July 25, 2017
By Bruce Zimmerman’s calculation, SVSU extended his coaching career by a decade.
“Sixty years old,” he said. “That’s when I told my wife I would be ready to retire. Then I heard about this opportunity.”
“This opportunity” was a chance for the now-62-year-old to become the first coach of both SVSU’s inaugural women’s swimming and diving team in 2014 and first men’s swimming and diving team in 2015.
“It seemed like all of the pieces of the puzzle were here to create something special,” said Zimmerman, whose new target retirement age is 70.
Even while he was an active competitor, though, Zimmerman’s ambitions were to become a coach one day.
“I was very heavily influenced by my elementary school physical education teacher,” Zimmerman said. “By the time I graduated from elementary school, I wanted to follow in his footsteps.”
Zimmerman can mark the beginning of his coaching career to the day: Nov. 7, 1975.
“That was a scary date,” he said. “I remember walking out to the pool deck. I started to go through the new team policies, and one of the older guys didn’t like what he was hearing, so he left.”
He began by coaching both the boys team in Peoria High School and the Peoria Park District USS Age Group Swim Team in Illinois. His career included jobs at various K-12 schools, clubs and colleges across the Midwest and east coast.
His first college coaching stint came in 1988 with a women’s team affiliated with the University of South Carolina. When the men’s team’s coach departed for the storied men’s swimming program at Indiana University — which produced Olympic champions such as Mark Spitz — Zimmerman followed to become an assistant coach in 1990. In 1999, he accepted a head coach position at the College of Charleston, where he remained until he decided to postpone his retirement and join SVSU.
“Our teams have exceeded my expectations substantially,” he said of SVSU’s programs. For instance, four student-athletes from SVSU’s women’s team qualified for the NCAA Championships during the program’s first two years. Two student-athletes from the men’s team qualified for the championships during the program’s first and only year of competition.
Zimmerman relishes the opportunity to impact players’ lives inside and outside of the pool.
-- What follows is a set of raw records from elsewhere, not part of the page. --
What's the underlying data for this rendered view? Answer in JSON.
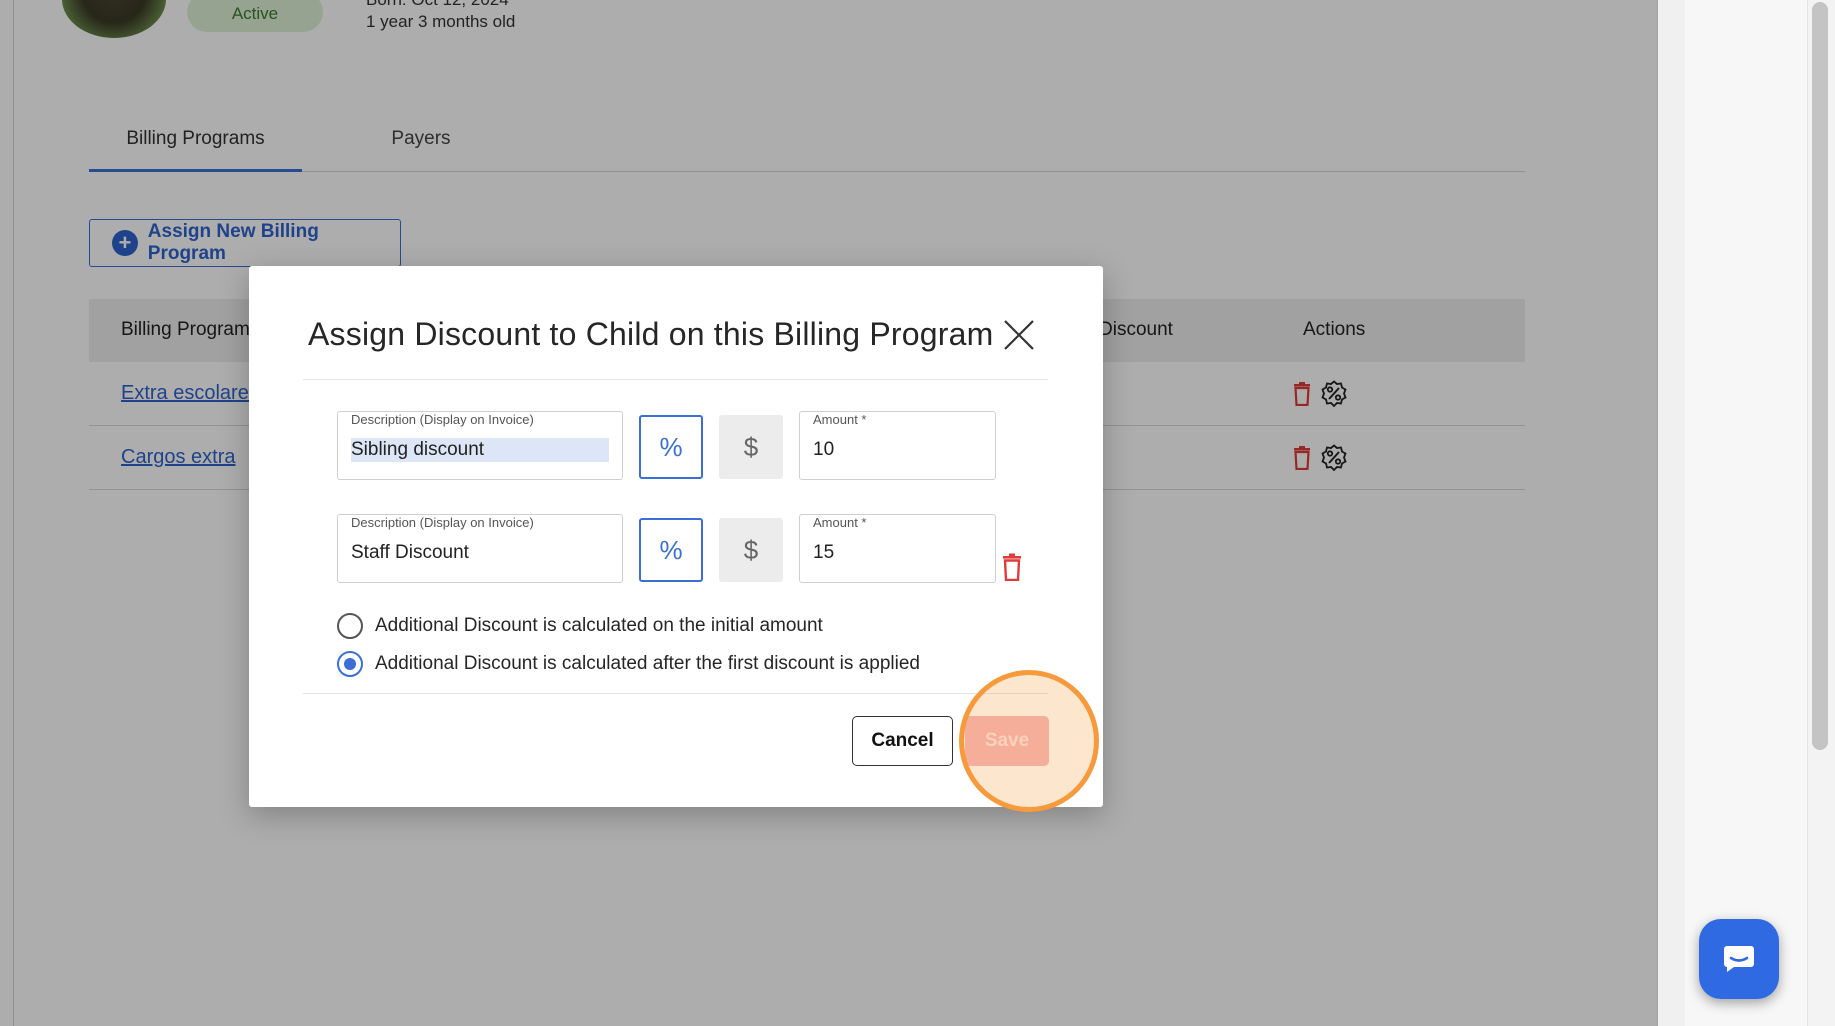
{
  "profile": {
    "status": "Active",
    "born": "Born: Oct 12, 2024",
    "age": "1 year 3 months old"
  },
  "tabs": [
    {
      "label": "Billing Programs",
      "active": true
    },
    {
      "label": "Payers",
      "active": false
    }
  ],
  "assign_button_label": "Assign New Billing Program",
  "table": {
    "headers": {
      "program": "Billing Program",
      "discount": "Discount",
      "actions": "Actions"
    },
    "rows": [
      {
        "program": "Extra escolares"
      },
      {
        "program": "Cargos extra"
      }
    ]
  },
  "modal": {
    "title": "Assign Discount to Child on this Billing Program",
    "discounts": [
      {
        "description_label": "Description (Display on Invoice)",
        "description": "Sibling discount",
        "percent_symbol": "%",
        "dollar_symbol": "$",
        "amount_label": "Amount *",
        "amount": "10"
      },
      {
        "description_label": "Description (Display on Invoice)",
        "description": "Staff Discount",
        "percent_symbol": "%",
        "dollar_symbol": "$",
        "amount_label": "Amount *",
        "amount": "15"
      }
    ],
    "calc_options": [
      {
        "label": "Additional Discount is calculated on the initial amount",
        "checked": false
      },
      {
        "label": "Additional Discount is calculated after the first discount is applied",
        "checked": true
      }
    ],
    "cancel_label": "Cancel",
    "save_label": "Save"
  },
  "colors": {
    "accent": "#3a6fd8",
    "save_disabled": "#f4b5ba",
    "highlight": "#f79a3c",
    "delete": "#e03b3b"
  }
}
“There’s nothing more satisfying than when a former swimmer calls me up to tell me how something I taught them paid off in life,” he said. “That’s what keeps me motivated.”